All in all, I loved knitting the hat and mittens, and I am so happy my son loves them too!
I finished a WIP from last week, the Insulate! mittens, so as one does, I immediately cast on for two more projects. The Insulate! hat is actually done, I finished it last night. The photo was taken yesterday afternoon; immediately after taking its picture, I decided that I had to work on this hat. I pushed everything else aside, including this post, which should have been written and posted yesterday. It’s super cute, though a little small (did I check gauge? no, of course not) but I haven’t blocked it yet, so fingers crossed it will get larger.
I cast on a Hitchhiker as well, I’m using Hedgehog Fibres Twist Sock, which is 80% BFL wool and 20% nylon. I love the yarn, and the colours are amazing. I find knitted speckled yarn gives a lovely gentle overall effect, but can still use many wild colours, while variegated can be hit or miss when it knits up. This shawl’s construction is fun to knit, since it goes so fast at the beginning.
I am so close to being done with Chart Three on my Evenstar. Only 1.5 rows of patterning, and 5 rows of plain knitting, left. I can’t wait to start the bind off/Chart Four. I haven’t worked on any of my other WIPs this week, though the socks are bugging me. My daughter hates the toe seams in commercial socks; the guilt of not being a consistent sock knitter (e.g. my Monkey Socks took me just over three years to complete) is really getting to me.

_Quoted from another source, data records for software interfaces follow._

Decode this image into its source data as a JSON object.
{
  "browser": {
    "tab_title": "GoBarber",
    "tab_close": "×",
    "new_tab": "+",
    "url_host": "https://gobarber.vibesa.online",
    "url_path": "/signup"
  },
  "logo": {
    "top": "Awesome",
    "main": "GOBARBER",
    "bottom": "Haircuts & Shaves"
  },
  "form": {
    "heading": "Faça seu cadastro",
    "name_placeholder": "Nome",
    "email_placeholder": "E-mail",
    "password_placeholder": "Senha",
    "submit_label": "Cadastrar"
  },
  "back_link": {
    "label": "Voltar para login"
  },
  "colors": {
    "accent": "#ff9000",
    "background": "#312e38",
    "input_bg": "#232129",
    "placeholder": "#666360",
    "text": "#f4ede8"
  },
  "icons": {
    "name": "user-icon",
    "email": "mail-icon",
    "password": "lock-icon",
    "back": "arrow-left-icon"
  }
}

And yes, I did put an overturned box on my back porch to use a table / snow protector to take these photos. On a sunny day, the snow outside (it is everywhere) works almost like a light-box. The colours are accurate for once. Oh! and that overturned box was used to ship an Ashford bottom whorl spindle to me. I plan to learn how to spin, but for now I just want to get my feet wet; I want to master the spindle and enjoy it before jumping into the spinning pool.